He just lived in, “You are my Son, whom I love; with you I am well pleased.” That’s not just for Him. Jesus realized His acceptance was not just for His own sake. We all win because Jesus received grace.
John wrote, “Out of his fullness we have all received [the blessings of] grace….” Jesus said on the night before he was going to die, “I have told you these things so that my joy may be in you….” He expects His joy to be in you and your joy might be complete. Full. No room for any more. It’s really important at this point we understand what joy is, because so often people do not.
Joy is not pleasure. Not a mere sensation. Not just feeling happy in the moment because of something that’s going on. It is a pervasive and constant knowledge of well-being that all ultimately is well with me and not just with me but with all things. That’s joy.
Can you get joy from alcohol? I’ll put it another way. Could massive, daily amounts of alcohol reliably provide pervasive and constant well-being for the human race? No.
Neither can applause. Neither can achievement. Neither can human approval. Neither can the right title. Neither can technology. Neither can education. Neither can money.
What in the world could provide pervasive and constant well-being for the entire human race and all of creation? Only God. Only God can do that.
In Hebrews 12:2-3 the Bible says, “We do this by keeping our eyes on Jesus, the champion who initiates and perfects our faith. Because of the joy awaiting him, he endured the cross, disregarding its shame. Now he is seated in the place of honor beside God’s throne.”
Why did he endure the cross? Why did he scorn it? Joy. What’s all this world about? Joy is going to win. No hurt or pain, no guilt, no sin can take that away when it’s offered as a gift of grace purchased on the cross from God.
I hope you know that. That’s where the cycle of grace begins. “I am accepted.” We sometimes talk about accepting Jesus, but what’s really important is to know Jesus has accepted us, and to thank Him for that, and own that.

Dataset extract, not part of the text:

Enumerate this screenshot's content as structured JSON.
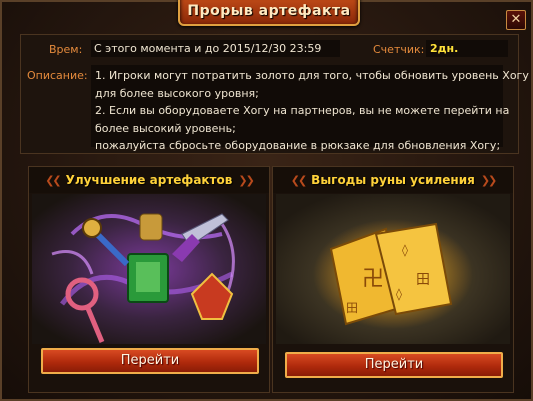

Jesus said on the night before He died, “I have told you these things so
that my joy…” Jesus was a joyful person. “…may be in you….”
Here’s Jesus, living this remarkable life, but then all these followers of His were getting burnt out and depleted and somebody has taken away their joy because they’re living in another pattern.
This morning we are gathered here for this time of worship, maybe this describes where you find yourself. Maybe you are burnt out. Maybe you feel depleted. Maybe someone has taken away your joy.
If so, you are not alone and you are certainly not the first person to find yourself in this position. My prayer for you and for me, is that we would embody these words from Hebrews 12:2, “keeping our eyes on Jesus.” For when our eyes are on Him, the things of this world grow strangely dim in the light of His grace.
We are reminded that we are a resurrection people – people of joy.